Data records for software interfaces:
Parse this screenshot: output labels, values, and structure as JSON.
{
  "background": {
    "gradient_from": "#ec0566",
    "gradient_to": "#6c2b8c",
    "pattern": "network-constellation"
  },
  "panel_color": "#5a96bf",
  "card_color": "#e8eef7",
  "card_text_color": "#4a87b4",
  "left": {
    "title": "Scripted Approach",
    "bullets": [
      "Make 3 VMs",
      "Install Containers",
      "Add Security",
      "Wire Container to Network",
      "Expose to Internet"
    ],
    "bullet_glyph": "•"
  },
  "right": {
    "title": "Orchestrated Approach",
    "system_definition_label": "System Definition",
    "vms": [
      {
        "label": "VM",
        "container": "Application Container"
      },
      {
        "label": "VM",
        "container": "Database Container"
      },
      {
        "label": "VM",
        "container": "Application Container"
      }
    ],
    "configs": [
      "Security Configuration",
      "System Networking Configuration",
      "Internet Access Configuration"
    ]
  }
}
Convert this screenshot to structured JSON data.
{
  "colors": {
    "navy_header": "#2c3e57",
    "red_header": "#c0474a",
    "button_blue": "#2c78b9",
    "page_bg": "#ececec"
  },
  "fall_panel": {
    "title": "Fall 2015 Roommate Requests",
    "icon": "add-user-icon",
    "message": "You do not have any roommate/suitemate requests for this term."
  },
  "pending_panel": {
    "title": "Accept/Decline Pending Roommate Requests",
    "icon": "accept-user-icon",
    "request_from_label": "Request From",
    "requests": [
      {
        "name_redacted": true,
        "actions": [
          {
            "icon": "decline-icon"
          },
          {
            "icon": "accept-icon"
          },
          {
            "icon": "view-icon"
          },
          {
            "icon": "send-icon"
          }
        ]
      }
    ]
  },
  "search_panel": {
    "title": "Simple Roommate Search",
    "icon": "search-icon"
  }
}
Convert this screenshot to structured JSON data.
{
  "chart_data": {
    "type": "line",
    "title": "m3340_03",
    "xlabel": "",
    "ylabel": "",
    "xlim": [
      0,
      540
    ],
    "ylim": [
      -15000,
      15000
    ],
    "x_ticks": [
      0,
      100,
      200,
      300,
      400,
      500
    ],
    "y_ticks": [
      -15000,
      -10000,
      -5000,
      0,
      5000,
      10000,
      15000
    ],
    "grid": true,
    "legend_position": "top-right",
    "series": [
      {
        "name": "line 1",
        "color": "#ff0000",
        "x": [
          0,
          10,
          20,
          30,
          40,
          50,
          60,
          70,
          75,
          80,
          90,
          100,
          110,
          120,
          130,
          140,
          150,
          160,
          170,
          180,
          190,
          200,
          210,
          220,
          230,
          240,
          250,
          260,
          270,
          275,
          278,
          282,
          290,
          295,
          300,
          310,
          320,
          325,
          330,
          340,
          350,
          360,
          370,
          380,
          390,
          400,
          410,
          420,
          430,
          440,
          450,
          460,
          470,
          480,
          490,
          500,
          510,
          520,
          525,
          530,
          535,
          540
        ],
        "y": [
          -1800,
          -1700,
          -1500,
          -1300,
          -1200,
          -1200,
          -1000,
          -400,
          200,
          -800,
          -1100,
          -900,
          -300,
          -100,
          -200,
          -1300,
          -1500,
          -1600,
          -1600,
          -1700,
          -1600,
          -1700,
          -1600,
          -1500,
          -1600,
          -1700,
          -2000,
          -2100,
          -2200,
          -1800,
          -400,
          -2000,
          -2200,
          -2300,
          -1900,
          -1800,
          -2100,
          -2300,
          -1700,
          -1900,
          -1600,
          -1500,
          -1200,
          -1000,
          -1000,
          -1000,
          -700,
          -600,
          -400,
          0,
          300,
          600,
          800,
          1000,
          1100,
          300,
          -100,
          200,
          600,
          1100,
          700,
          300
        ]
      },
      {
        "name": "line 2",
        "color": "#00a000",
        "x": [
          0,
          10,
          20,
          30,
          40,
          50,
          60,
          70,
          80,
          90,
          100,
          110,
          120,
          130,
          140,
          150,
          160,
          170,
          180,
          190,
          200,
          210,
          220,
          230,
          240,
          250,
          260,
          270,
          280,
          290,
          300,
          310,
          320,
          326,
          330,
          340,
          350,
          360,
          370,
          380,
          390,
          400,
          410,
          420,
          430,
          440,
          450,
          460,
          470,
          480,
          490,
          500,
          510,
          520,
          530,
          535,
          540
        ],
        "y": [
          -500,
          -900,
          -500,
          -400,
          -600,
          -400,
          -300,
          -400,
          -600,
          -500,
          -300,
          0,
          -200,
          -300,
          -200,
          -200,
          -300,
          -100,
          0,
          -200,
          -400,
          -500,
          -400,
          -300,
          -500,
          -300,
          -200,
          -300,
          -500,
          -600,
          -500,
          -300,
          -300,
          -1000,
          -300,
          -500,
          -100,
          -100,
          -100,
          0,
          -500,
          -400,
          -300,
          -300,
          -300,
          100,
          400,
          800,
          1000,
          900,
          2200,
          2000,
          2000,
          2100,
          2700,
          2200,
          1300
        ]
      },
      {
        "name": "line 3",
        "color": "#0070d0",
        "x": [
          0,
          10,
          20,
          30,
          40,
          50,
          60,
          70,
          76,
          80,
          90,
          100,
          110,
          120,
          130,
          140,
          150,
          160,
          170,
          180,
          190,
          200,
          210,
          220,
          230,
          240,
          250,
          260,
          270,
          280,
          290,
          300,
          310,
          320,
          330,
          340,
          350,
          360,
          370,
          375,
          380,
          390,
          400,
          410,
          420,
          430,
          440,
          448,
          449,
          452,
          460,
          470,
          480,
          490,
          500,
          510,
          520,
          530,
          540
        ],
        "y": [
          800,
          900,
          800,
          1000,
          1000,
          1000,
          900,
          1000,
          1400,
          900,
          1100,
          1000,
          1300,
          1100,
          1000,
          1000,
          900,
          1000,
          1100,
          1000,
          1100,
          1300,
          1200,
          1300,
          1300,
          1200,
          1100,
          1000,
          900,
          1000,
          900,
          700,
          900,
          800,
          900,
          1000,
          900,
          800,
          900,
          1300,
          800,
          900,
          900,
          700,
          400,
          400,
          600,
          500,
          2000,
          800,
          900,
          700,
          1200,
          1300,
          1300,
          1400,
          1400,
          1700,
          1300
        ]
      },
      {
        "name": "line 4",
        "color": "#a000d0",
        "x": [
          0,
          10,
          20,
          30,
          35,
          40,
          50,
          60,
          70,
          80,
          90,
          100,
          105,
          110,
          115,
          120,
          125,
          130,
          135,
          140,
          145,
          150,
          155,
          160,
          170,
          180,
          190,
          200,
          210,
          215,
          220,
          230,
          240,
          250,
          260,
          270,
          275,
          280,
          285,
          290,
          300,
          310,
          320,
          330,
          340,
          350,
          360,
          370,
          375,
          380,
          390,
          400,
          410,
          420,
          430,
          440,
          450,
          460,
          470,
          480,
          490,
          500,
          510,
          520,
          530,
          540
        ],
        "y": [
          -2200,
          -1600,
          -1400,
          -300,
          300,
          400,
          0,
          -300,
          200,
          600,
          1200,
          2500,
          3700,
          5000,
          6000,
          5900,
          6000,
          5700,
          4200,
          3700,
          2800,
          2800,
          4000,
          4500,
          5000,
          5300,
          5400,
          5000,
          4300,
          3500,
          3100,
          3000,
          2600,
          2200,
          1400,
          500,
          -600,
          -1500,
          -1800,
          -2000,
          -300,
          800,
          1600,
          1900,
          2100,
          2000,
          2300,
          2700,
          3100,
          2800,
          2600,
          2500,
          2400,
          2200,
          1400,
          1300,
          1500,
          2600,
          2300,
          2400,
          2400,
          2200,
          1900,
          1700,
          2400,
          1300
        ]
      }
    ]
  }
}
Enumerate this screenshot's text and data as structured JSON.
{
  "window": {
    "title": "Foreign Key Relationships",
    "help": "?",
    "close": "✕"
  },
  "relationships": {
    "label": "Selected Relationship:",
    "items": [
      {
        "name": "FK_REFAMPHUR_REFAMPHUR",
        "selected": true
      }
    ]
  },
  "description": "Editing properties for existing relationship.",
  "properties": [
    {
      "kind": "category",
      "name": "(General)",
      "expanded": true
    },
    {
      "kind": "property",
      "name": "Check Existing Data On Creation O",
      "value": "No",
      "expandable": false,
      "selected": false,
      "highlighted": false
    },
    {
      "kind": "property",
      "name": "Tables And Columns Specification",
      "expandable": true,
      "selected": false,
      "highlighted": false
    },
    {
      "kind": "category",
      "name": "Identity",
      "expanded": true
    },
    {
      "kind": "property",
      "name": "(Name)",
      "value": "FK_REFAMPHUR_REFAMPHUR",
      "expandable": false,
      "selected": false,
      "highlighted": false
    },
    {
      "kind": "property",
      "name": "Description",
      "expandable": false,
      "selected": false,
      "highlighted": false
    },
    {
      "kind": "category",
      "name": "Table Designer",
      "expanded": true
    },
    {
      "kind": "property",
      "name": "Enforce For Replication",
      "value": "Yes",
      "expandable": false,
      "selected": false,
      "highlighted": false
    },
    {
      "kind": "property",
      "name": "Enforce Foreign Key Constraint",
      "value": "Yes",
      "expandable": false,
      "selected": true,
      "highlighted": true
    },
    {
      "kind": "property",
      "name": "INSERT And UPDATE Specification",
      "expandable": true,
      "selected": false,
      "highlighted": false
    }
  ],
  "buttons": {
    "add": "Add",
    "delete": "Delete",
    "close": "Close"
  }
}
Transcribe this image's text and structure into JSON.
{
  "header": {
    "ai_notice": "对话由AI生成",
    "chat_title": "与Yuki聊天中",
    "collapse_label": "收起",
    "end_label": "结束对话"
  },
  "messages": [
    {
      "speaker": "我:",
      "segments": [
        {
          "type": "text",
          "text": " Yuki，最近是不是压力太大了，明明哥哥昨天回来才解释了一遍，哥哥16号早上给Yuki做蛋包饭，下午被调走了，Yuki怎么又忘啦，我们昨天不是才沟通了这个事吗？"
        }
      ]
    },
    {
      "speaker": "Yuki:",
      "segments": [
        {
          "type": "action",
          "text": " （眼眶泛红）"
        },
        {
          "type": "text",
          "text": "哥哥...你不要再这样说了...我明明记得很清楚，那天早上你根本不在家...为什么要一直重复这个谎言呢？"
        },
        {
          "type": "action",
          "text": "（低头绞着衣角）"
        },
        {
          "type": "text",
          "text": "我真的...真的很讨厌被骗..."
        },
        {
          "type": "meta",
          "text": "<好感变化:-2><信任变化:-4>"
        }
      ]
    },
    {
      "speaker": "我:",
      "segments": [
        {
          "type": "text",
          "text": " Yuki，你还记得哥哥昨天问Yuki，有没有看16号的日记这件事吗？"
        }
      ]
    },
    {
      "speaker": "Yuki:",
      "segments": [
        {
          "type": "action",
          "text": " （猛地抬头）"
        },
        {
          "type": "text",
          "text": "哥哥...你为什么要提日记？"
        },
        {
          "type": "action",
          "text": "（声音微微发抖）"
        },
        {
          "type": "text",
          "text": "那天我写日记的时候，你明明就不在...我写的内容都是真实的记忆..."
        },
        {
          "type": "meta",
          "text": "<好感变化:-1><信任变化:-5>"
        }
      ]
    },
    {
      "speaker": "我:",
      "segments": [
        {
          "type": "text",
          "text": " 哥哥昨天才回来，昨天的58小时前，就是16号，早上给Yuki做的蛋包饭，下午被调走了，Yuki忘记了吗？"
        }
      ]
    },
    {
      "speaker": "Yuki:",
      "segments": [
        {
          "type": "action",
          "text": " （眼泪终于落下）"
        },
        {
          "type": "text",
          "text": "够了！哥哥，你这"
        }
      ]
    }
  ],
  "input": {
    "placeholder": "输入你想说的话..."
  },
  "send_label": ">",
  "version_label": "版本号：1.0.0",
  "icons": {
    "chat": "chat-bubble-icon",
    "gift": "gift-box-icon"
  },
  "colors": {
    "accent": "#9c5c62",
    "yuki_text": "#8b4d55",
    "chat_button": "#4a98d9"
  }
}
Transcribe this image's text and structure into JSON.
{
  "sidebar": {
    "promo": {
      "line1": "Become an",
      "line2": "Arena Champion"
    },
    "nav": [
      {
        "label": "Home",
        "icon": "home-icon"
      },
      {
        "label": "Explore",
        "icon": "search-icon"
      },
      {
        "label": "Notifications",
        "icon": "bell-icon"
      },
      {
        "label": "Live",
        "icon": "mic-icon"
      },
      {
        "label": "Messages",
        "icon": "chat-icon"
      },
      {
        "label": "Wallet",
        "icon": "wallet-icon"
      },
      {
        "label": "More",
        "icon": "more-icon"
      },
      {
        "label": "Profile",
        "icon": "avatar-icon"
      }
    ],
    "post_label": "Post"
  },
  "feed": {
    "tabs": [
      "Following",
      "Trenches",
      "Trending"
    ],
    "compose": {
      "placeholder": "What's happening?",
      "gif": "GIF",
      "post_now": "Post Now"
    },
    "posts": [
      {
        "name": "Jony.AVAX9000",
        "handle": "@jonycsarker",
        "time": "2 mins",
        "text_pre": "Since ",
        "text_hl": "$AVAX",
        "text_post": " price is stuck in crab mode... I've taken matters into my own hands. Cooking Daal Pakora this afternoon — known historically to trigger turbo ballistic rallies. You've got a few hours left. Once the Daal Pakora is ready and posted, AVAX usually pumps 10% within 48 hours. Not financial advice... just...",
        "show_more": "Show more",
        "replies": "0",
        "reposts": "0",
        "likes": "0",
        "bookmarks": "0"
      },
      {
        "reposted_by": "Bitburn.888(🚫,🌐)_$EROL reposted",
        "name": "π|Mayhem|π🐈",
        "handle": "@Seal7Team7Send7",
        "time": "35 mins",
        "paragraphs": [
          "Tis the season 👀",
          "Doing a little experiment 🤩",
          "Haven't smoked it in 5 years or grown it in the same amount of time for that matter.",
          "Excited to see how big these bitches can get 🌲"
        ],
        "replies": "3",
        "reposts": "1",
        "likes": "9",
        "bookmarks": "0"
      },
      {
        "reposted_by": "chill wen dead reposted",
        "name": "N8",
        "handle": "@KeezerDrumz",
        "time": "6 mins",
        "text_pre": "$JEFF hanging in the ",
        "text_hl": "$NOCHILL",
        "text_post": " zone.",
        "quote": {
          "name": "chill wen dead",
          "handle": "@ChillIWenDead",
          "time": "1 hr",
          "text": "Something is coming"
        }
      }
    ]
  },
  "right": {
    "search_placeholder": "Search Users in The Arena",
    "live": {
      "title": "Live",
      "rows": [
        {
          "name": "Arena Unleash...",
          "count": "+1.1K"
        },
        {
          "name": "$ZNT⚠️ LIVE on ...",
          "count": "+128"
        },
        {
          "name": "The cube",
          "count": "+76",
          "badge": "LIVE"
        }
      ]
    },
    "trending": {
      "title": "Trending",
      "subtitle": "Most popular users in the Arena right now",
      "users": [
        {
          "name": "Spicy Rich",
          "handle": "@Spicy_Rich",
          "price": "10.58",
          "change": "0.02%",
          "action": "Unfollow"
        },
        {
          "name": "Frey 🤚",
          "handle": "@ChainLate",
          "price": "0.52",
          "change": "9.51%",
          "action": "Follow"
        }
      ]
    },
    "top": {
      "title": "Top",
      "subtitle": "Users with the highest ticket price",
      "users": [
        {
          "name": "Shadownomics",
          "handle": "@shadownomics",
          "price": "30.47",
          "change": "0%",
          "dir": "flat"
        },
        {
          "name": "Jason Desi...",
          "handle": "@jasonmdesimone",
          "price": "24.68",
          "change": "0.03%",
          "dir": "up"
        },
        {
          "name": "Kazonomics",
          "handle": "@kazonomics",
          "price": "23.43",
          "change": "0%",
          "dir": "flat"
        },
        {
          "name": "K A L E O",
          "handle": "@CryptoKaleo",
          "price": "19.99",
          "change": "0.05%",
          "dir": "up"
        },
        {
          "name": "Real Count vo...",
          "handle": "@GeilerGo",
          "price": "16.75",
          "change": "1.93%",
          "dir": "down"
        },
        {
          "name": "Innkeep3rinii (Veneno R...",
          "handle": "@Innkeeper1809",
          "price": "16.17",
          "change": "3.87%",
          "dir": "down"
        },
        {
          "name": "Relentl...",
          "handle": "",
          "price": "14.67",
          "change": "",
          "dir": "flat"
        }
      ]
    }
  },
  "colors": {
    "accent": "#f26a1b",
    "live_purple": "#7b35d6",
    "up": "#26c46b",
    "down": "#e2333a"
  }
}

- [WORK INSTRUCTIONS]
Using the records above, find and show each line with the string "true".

- [TASK OUTPUT]
        "name_redacted": true,
    "grid": true,
        "selected": true
      "expanded": true
      "expandable": true,
      "expanded": true
      "expanded": true
      "selected": true,
      "highlighted": true
      "expandable": true,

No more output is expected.